Paragraph 5: Back to the game, and I describe the slight action of moving my cue ball to the right. This is a subtle clue to people who play pool. I like to put in clues that most people won’t get, because for those who do, it makes the story all the more enjoyable. When one is breaking and trying to make the eight ball on the break (which wins the game immediately), they move the ball off of center and aim for the second ball.
Paragraph 6: Back to the action, real time, I talk to my friends as I’m about to break and say something that seems pretty innocuous, but later is revealed to have been prophetic. Then the action of the game continues. I added some description of the sound, because I like to address multiple senses. In hindsight, I probably should have described the smoke filled room, or the smell of beer, but I missed the boat on the sense of smell.
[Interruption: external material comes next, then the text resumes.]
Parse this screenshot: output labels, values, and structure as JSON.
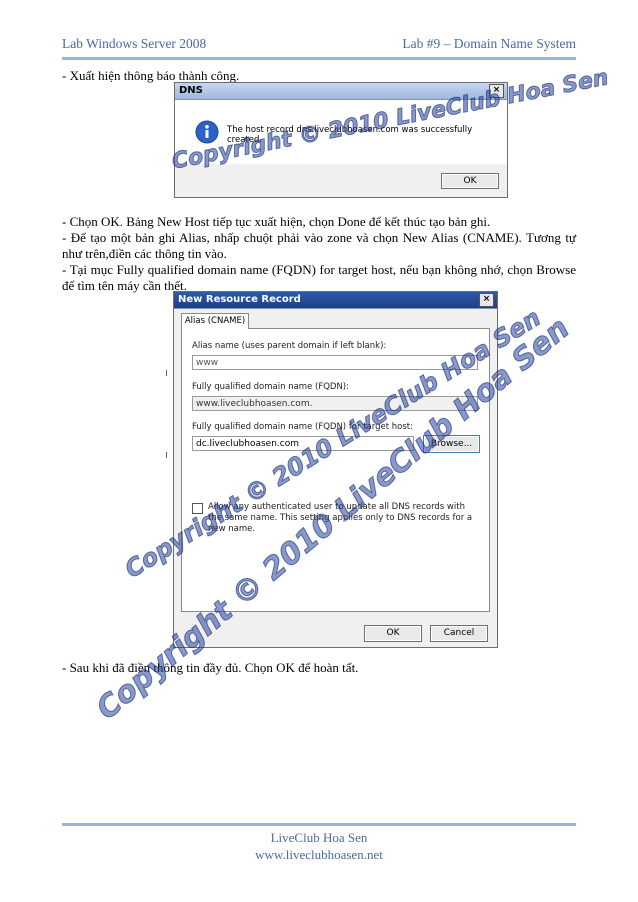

Paragraph 7: I show the reader how I behaved and in such a way as to be a little bit vague. That is how the people watching felt, because they didn’t know what was about to happen, and I want this to be the same for the reader.
Paragraph 8: The grand finale. The hero wins. I hope it is satisfying for the reader and that they felt like they were there among my friends, cheering as the evil frat boys got crushed. Of course, the writer never knows if the ending will find its mark, but that is what I’m trying to accomplish.
Paragraph 9: I make my point about how I was in the moment and wanted it to make a good story. This is how story tellers think.
Paragraph 10 & 11: I bring it back to the first paragraph to make my point about how one needs to pay attention to the stories they are listening too and I encourage everyone to try.
This is how I crafted my story. It is how I think. I hope this added reply wasn’t overkill, but I figured at the very least, I’d be able to save it and use for my own blog. (Which I obviously did)